Technology at work has become a rather debated topic: on the one hand, there are the admirers who recognize all the benefits associated with technology itself, especially if you work on the move in the so-called smart working mode; on the other hand, owning connected devices can be a source of distraction and, consequently, can lead to a drop in productivity. Carrying this ideology forward is a software giant like Microsoft.

Microsoft’s report examines the opinions of workers located in 21 European countries: among them, the first alarming finding was that only 11.4% said they felt very productive. Specifically, the report states that the endless amount of updates and notifications from social media and beyond has made workers less productive. According to Microsoft, the basic problem is the concept of “work flexibility” adopted by many companies, according to which people who worked the longest would be the most productive. However, being constantly connected has fueled the expectation that staff must respond to messages and other requests at all hours.
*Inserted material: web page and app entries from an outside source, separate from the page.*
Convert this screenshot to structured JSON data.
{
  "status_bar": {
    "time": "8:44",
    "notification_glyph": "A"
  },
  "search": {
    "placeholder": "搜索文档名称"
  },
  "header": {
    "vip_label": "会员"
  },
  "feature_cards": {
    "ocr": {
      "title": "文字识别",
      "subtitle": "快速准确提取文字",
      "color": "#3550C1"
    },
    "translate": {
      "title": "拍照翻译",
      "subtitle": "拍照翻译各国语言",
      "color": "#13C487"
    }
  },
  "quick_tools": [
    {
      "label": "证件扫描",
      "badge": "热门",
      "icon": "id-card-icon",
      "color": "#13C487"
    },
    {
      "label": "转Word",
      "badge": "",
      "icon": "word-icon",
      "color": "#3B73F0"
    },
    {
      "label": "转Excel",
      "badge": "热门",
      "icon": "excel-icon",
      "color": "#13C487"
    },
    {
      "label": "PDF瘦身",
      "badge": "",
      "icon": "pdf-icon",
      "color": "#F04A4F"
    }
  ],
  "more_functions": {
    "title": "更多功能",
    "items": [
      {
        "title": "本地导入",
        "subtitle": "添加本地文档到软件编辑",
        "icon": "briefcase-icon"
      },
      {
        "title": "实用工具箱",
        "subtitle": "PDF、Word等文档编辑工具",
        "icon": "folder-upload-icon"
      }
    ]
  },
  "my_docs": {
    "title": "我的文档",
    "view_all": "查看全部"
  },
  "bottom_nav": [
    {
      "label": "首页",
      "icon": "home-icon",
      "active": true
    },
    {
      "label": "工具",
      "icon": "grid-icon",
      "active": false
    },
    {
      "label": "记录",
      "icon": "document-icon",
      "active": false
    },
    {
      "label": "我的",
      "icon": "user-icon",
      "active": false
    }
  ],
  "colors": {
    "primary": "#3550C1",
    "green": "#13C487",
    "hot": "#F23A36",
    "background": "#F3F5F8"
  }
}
Basically, some sort of compromise is missing: Microsoft suggests in this regard a proper “digital culture” in the company in order to improve the productivity of workers and help them feel more involved. In the concept of digital culture to be conveyed, the company must first and foremost bring out how technology is identified and used: this implies that organizations know what they want to do with the software and systems they adopt, and must provide staff with adequate training and help to make the best use of technology. In these contexts, the data collected has definitely changed, marking a doubling in the value of people who feel highly productive at work, from about 11% to 22%. Some digital culture best practices are:

  • Put limits on email, concentrating responses and mailings in business hours only;
  • Survey employee happiness in relation to technology and act on the results;
  • Place emphasis on organizing the workday to achieve greater focus;
  • Consider banning the use of smartphones during meetings;
  • Train employees on the ins and outs of technology, including managing and using social media;
  • Encourage staff to take breaks, avoid working after hours themselves, and favor in-person rather than digital communication.

However, it can be the source of a particular phenomenon called technostress if certain best practices, such as those mentioned above, are not applied. The term technostress refers to the negative consequences of adopting new computer systems or software that have the power to make workers less productive as they become overwhelmed by them (the interruptions mentioned just above). To understand the extent of this type of stress, we need only make a simple point: in the past, workers were able to focus on work while they were actually at work and think about their personal lives elsewhere. Nowadays, this difference is no longer possible as devices equipped with communication apps maintain a kind of constant flow so that work and personal messages are notified 24 hours a day. In fact, it is impossible not to give in to viewing the message in question in order to get rid of the red notification circle that appears on the app’s icon. Technostress is therefore a phenomenon that should not be underestimated and can cost a company dearly.

Given that technology is constantly changing, it is to be expected that it will increasingly dominate our daily lives, resulting in an increase in “harms” such as technostress. Less fast in terms of implementation timeframe is the cultural change… should we address technostress right now?!

Sara Avanzi